Source material:
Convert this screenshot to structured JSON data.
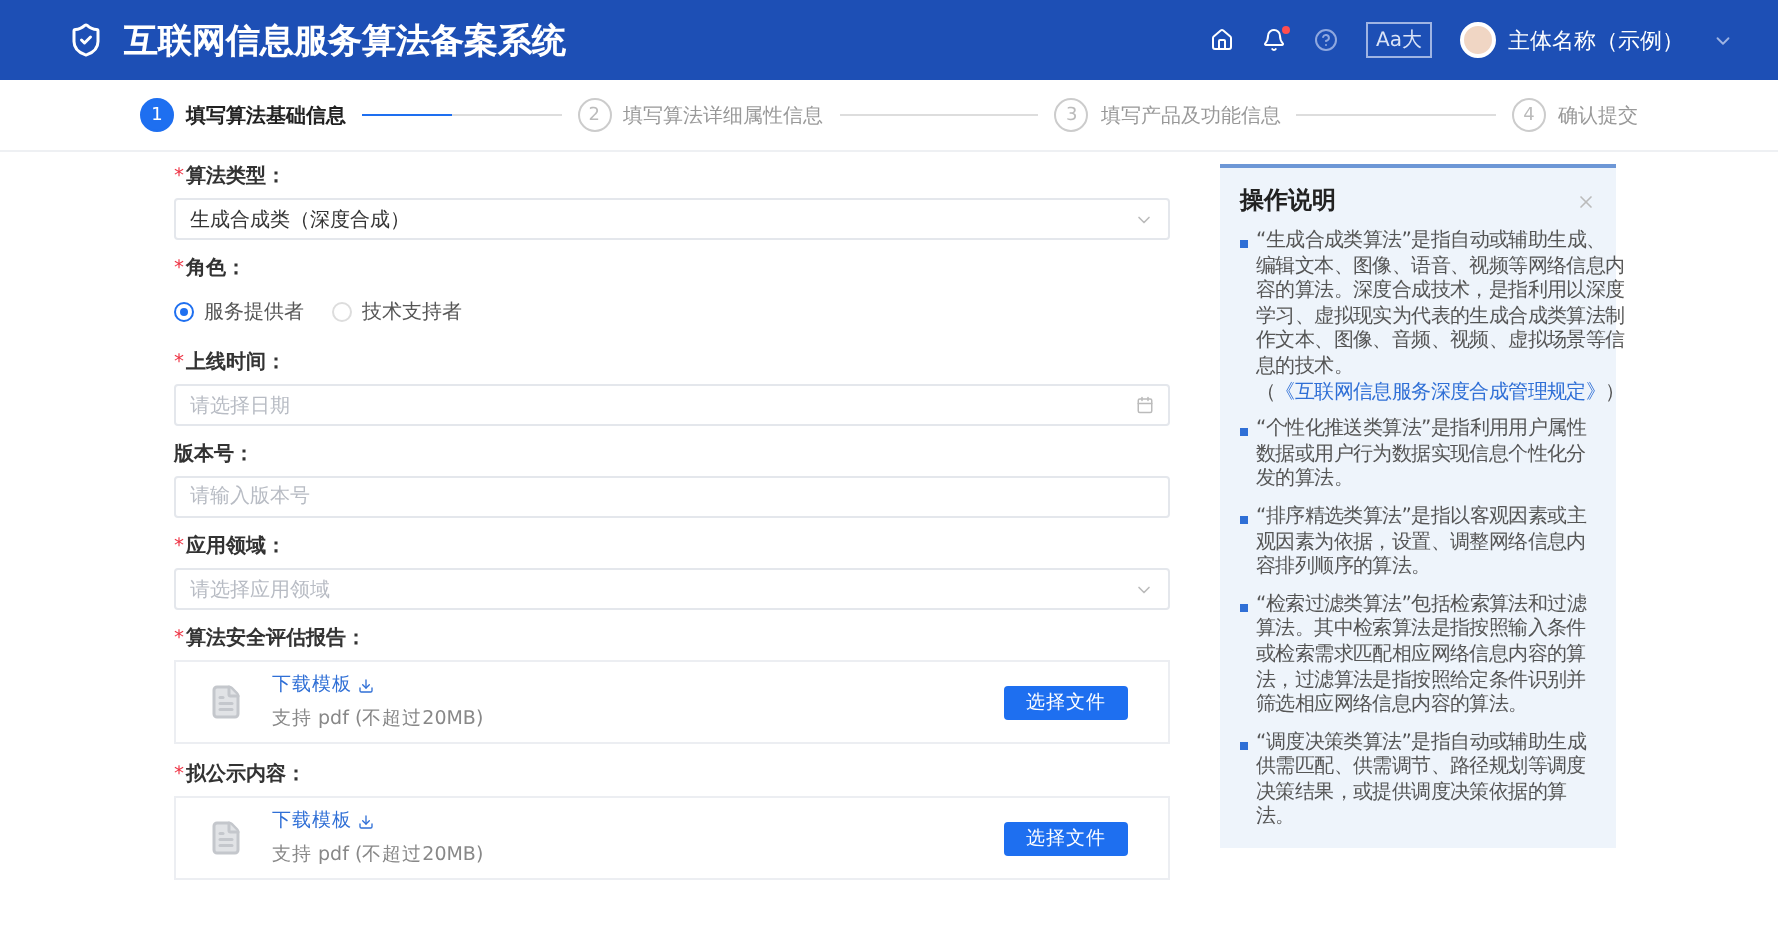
{
  "header": {
    "title": "互联网信息服务算法备案系统",
    "font_toggle": "Aa大",
    "notifications_unread": true,
    "user": "主体名称（示例）"
  },
  "steps": [
    {
      "number": "1",
      "label": "填写算法基础信息",
      "selected": true
    },
    {
      "number": "2",
      "label": "填写算法详细属性信息",
      "selected": false
    },
    {
      "number": "3",
      "label": "填写产品及功能信息",
      "selected": false
    },
    {
      "number": "4",
      "label": "确认提交",
      "selected": false
    }
  ],
  "form": [
    {
      "kind": "select",
      "mark": "*",
      "label": "算法类型：",
      "value": "生成合成类（深度合成）"
    },
    {
      "kind": "radio",
      "mark": "*",
      "label": "角色：",
      "options": [
        {
          "label": "服务提供者",
          "selected": true
        },
        {
          "label": "技术支持者",
          "selected": false
        }
      ]
    },
    {
      "kind": "date",
      "mark": "*",
      "label": "上线时间：",
      "placeholder": "请选择日期"
    },
    {
      "kind": "input",
      "label": "版本号：",
      "placeholder": "请输入版本号"
    },
    {
      "kind": "select",
      "mark": "*",
      "label": "应用领域：",
      "placeholder": "请选择应用领域"
    },
    {
      "kind": "upload",
      "mark": "*",
      "label": "算法安全评估报告：",
      "link": "下载模板",
      "hint": "支持 pdf (不超过20MB)",
      "button": "选择文件"
    },
    {
      "kind": "upload",
      "mark": "*",
      "label": "拟公示内容：",
      "link": "下载模板",
      "hint": "支持 pdf (不超过20MB)",
      "button": "选择文件"
    }
  ],
  "help_panel": {
    "title": "操作说明",
    "items": [
      {
        "text": "“生成合成类算法”是指自动或辅助生成、编辑文本、图像、语音、视频等网络信息内容的算法。深度合成技术，是指利用以深度学习、虚拟现实为代表的生成合成类算法制作文本、图像、音频、视频、虚拟场景等信息的技术。（",
        "link": "《互联网信息服务深度合成管理规定》",
        "after": "）"
      },
      {
        "text": "“个性化推送类算法”是指利用用户属性数据或用户行为数据实现信息个性化分发的算法。"
      },
      {
        "text": "“排序精选类算法”是指以客观因素或主观因素为依据，设置、调整网络信息内容排列顺序的算法。"
      },
      {
        "text": "“检索过滤类算法”包括检索算法和过滤算法。其中检索算法是指按照输入条件或检索需求匹配相应网络信息内容的算法，过滤算法是指按照给定条件识别并筛选相应网络信息内容的算法。"
      },
      {
        "text": "“调度决策类算法”是指自动或辅助生成供需匹配、供需调节、路径规划等调度决策结果，或提供调度决策依据的算法。"
      }
    ]
  }
}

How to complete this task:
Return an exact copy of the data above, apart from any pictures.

Reply:
Convert this screenshot to structured JSON data.
{
  "header": {
    "title": "互联网信息服务算法备案系统",
    "font_toggle": "Aa大",
    "notifications_unread": true,
    "user": "主体名称（示例）"
  },
  "steps": [
    {
      "number": "1",
      "label": "填写算法基础信息",
      "selected": true
    },
    {
      "number": "2",
      "label": "填写算法详细属性信息",
      "selected": false
    },
    {
      "number": "3",
      "label": "填写产品及功能信息",
      "selected": false
    },
    {
      "number": "4",
      "label": "确认提交",
      "selected": false
    }
  ],
  "form": [
    {
      "kind": "select",
      "mark": "*",
      "label": "算法类型：",
      "value": "生成合成类（深度合成）"
    },
    {
      "kind": "radio",
      "mark": "*",
      "label": "角色：",
      "options": [
        {
          "label": "服务提供者",
          "selected": true
        },
        {
          "label": "技术支持者",
          "selected": false
        }
      ]
    },
    {
      "kind": "date",
      "mark": "*",
      "label": "上线时间：",
      "placeholder": "请选择日期"
    },
    {
      "kind": "input",
      "label": "版本号：",
      "placeholder": "请输入版本号"
    },
    {
      "kind": "select",
      "mark": "*",
      "label": "应用领域：",
      "placeholder": "请选择应用领域"
    },
    {
      "kind": "upload",
      "mark": "*",
      "label": "算法安全评估报告：",
      "link": "下载模板",
      "hint": "支持 pdf (不超过20MB)",
      "button": "选择文件"
    },
    {
      "kind": "upload",
      "mark": "*",
      "label": "拟公示内容：",
      "link": "下载模板",
      "hint": "支持 pdf (不超过20MB)",
      "button": "选择文件"
    }
  ],
  "help_panel": {
    "title": "操作说明",
    "items": [
      {
        "text": "“生成合成类算法”是指自动或辅助生成、编辑文本、图像、语音、视频等网络信息内容的算法。深度合成技术，是指利用以深度学习、虚拟现实为代表的生成合成类算法制作文本、图像、音频、视频、虚拟场景等信息的技术。（",
        "link": "《互联网信息服务深度合成管理规定》",
        "after": "）"
      },
      {
        "text": "“个性化推送类算法”是指利用用户属性数据或用户行为数据实现信息个性化分发的算法。"
      },
      {
        "text": "“排序精选类算法”是指以客观因素或主观因素为依据，设置、调整网络信息内容排列顺序的算法。"
      },
      {
        "text": "“检索过滤类算法”包括检索算法和过滤算法。其中检索算法是指按照输入条件或检索需求匹配相应网络信息内容的算法，过滤算法是指按照给定条件识别并筛选相应网络信息内容的算法。"
      },
      {
        "text": "“调度决策类算法”是指自动或辅助生成供需匹配、供需调节、路径规划等调度决策结果，或提供调度决策依据的算法。"
      }
    ]
  }
}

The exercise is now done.